===== Study material
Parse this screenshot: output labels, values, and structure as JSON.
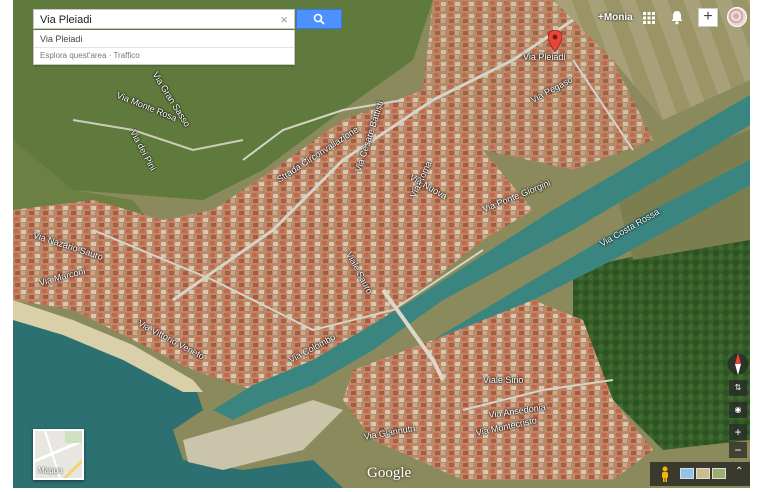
{
  "search": {
    "value": "Via Pleiadi",
    "clear_glyph": "×",
    "suggestion_title": "Via Pleiadi",
    "suggestion_links": [
      "Esplora quest'area",
      "Traffico"
    ],
    "suggestion_separator": " · "
  },
  "topbar": {
    "account": "+Monia",
    "plus": "+"
  },
  "map": {
    "labels": [
      "Via Pleiadi",
      "Via Pegaso",
      "Strada Circonvallazione",
      "Via Monte Rosa",
      "Via Gran Sasso",
      "Via dei Pini",
      "Via Nazario Sauro",
      "Via Marconi",
      "Via Cesare Battisti",
      "Via Roma",
      "Via Nuova",
      "Via Ponte Giorgini",
      "Via Costa Rossa",
      "Viale Sauro",
      "Via Colombo",
      "Via Vittorio Veneto",
      "Viale Sirio",
      "Via Ansedonia",
      "Via Montecristo",
      "Via Giannutri"
    ]
  },
  "map_type": {
    "label": "Mappa"
  },
  "logo": "Google",
  "controls": {
    "zoom_in": "+",
    "zoom_out": "−",
    "expand": "⌃"
  },
  "icons": [
    "search-icon",
    "close-icon",
    "apps-icon",
    "bell-icon",
    "plus-icon",
    "avatar",
    "compass-icon",
    "pegman-icon",
    "expand-icon",
    "location-pin-icon"
  ],
  "colors": {
    "search_button": "#4d90fe",
    "pin": "#e8463b",
    "sea": "#2d7072",
    "channel": "#3a8580"
  }
}
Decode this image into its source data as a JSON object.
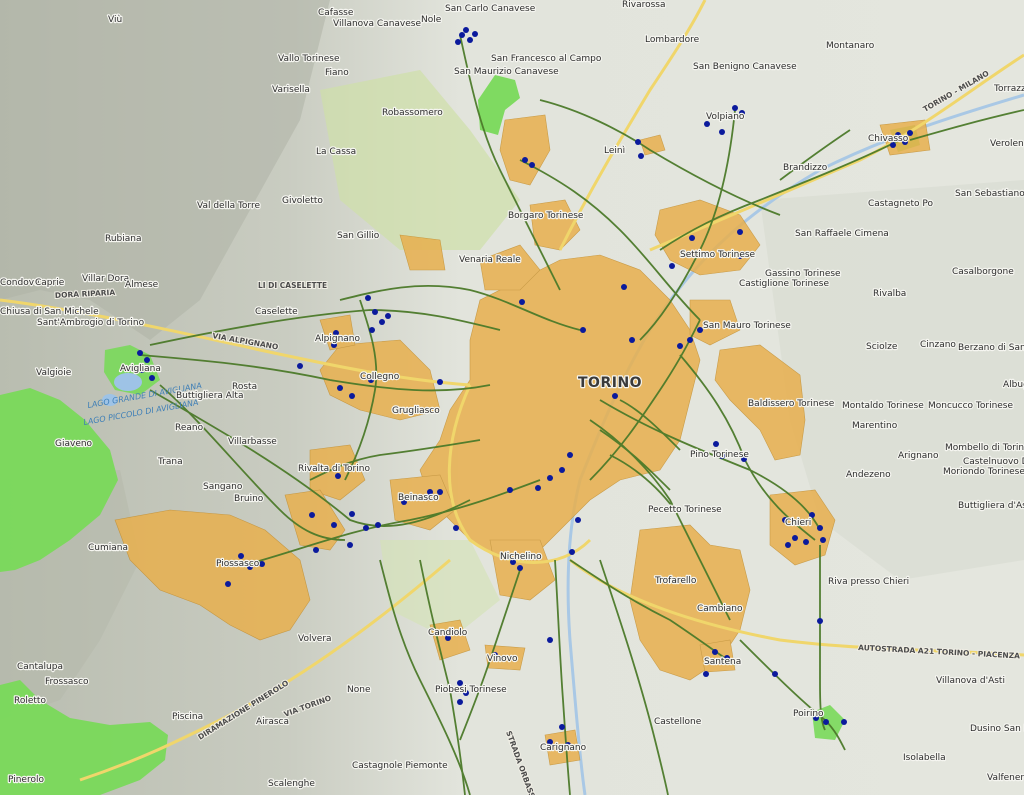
{
  "map": {
    "city_label": "TORINO",
    "colors": {
      "urban_area": "#e8b04e",
      "protected_area": "#7ddc5e",
      "network_lines": "#4c7a2a",
      "stop_points": "#0b1a9c",
      "motorway": "#f0d66b",
      "water": "#9ec3e6"
    },
    "places": [
      {
        "text": "Viù"
      },
      {
        "text": "Cafasse"
      },
      {
        "text": "Villanova Canavese"
      },
      {
        "text": "Nole"
      },
      {
        "text": "San Carlo Canavese"
      },
      {
        "text": "Rivarossa"
      },
      {
        "text": "Lombardore"
      },
      {
        "text": "Vallo Torinese"
      },
      {
        "text": "Fiano"
      },
      {
        "text": "San Francesco al Campo"
      },
      {
        "text": "San Maurizio Canavese"
      },
      {
        "text": "San Benigno Canavese"
      },
      {
        "text": "Montanaro"
      },
      {
        "text": "Varisella"
      },
      {
        "text": "Robassomero"
      },
      {
        "text": "Volpiano"
      },
      {
        "text": "Torrazza"
      },
      {
        "text": "La Cassa"
      },
      {
        "text": "Leinì"
      },
      {
        "text": "Brandizzo"
      },
      {
        "text": "Chivasso"
      },
      {
        "text": "Verolengo"
      },
      {
        "text": "Val della Torre"
      },
      {
        "text": "Givoletto"
      },
      {
        "text": "San Sebastiano da Po"
      },
      {
        "text": "Borgaro Torinese"
      },
      {
        "text": "Castagneto Po"
      },
      {
        "text": "Rubiana"
      },
      {
        "text": "San Gillio"
      },
      {
        "text": "San Raffaele Cimena"
      },
      {
        "text": "Settimo Torinese"
      },
      {
        "text": "Villar Dora"
      },
      {
        "text": "Almese"
      },
      {
        "text": "Venaria Reale"
      },
      {
        "text": "Gassino Torinese"
      },
      {
        "text": "Casalborgone"
      },
      {
        "text": "Condove"
      },
      {
        "text": "Caprie"
      },
      {
        "text": "Castiglione Torinese"
      },
      {
        "text": "Rivalba"
      },
      {
        "text": "Chiusa di San Michele"
      },
      {
        "text": "Caselette"
      },
      {
        "text": "Sant'Ambrogio di Torino"
      },
      {
        "text": "San Mauro Torinese"
      },
      {
        "text": "Alpignano"
      },
      {
        "text": "Sciolze"
      },
      {
        "text": "Cinzano"
      },
      {
        "text": "Berzano di San Pietro"
      },
      {
        "text": "Valgioie"
      },
      {
        "text": "Avigliana"
      },
      {
        "text": "Collegno"
      },
      {
        "text": "Rosta"
      },
      {
        "text": "Albugnano"
      },
      {
        "text": "Buttigliera Alta"
      },
      {
        "text": "Grugliasco"
      },
      {
        "text": "Baldissero Torinese"
      },
      {
        "text": "Montaldo Torinese"
      },
      {
        "text": "Moncucco Torinese"
      },
      {
        "text": "Giaveno"
      },
      {
        "text": "Reano"
      },
      {
        "text": "Marentino"
      },
      {
        "text": "Villarbasse"
      },
      {
        "text": "Pino Torinese"
      },
      {
        "text": "Arignano"
      },
      {
        "text": "Mombello di Torino"
      },
      {
        "text": "Castelnuovo Don Bosco"
      },
      {
        "text": "Moriondo Torinese"
      },
      {
        "text": "Trana"
      },
      {
        "text": "Rivalta di Torino"
      },
      {
        "text": "Andezeno"
      },
      {
        "text": "Sangano"
      },
      {
        "text": "Bruino"
      },
      {
        "text": "Beinasco"
      },
      {
        "text": "Buttigliera d'Asti"
      },
      {
        "text": "Pecetto Torinese"
      },
      {
        "text": "Chieri"
      },
      {
        "text": "Piossasco"
      },
      {
        "text": "Cumiana"
      },
      {
        "text": "Nichelino"
      },
      {
        "text": "Trofarello"
      },
      {
        "text": "Riva presso Chieri"
      },
      {
        "text": "Cambiano"
      },
      {
        "text": "Volvera"
      },
      {
        "text": "Candiolo"
      },
      {
        "text": "Santena"
      },
      {
        "text": "Cantalupa"
      },
      {
        "text": "Vinovo"
      },
      {
        "text": "Frossasco"
      },
      {
        "text": "None"
      },
      {
        "text": "Piobesi Torinese"
      },
      {
        "text": "Roletto"
      },
      {
        "text": "Villanova d'Asti"
      },
      {
        "text": "Piscina"
      },
      {
        "text": "Airasca"
      },
      {
        "text": "Castellone"
      },
      {
        "text": "Dusino San Michele"
      },
      {
        "text": "Poirino"
      },
      {
        "text": "Isolabella"
      },
      {
        "text": "Carignano"
      },
      {
        "text": "Pinerolo"
      },
      {
        "text": "Scalenghe"
      },
      {
        "text": "Castagnole Piemonte"
      },
      {
        "text": "Valfenera"
      }
    ],
    "road_labels": [
      {
        "text": "AUTOSTRADA A21 TORINO - PIACENZA"
      },
      {
        "text": "DIRAMAZIONE PINEROLO"
      },
      {
        "text": "VIA TORINO"
      },
      {
        "text": "STRADA ORBASSANO"
      },
      {
        "text": "VIA ALPIGNANO"
      },
      {
        "text": "DORA RIPARIA"
      },
      {
        "text": "LI DI CASELETTE"
      },
      {
        "text": "TORINO - MILANO"
      }
    ],
    "water_labels": [
      {
        "text": "LAGO GRANDE DI AVIGLIANA"
      },
      {
        "text": "LAGO PICCOLO DI AVIGLIANA"
      }
    ]
  }
}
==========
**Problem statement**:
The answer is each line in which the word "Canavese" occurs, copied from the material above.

**Response area**:
        "text": "Villanova Canavese"
        "text": "San Carlo Canavese"
        "text": "San Maurizio Canavese"
        "text": "San Benigno Canavese"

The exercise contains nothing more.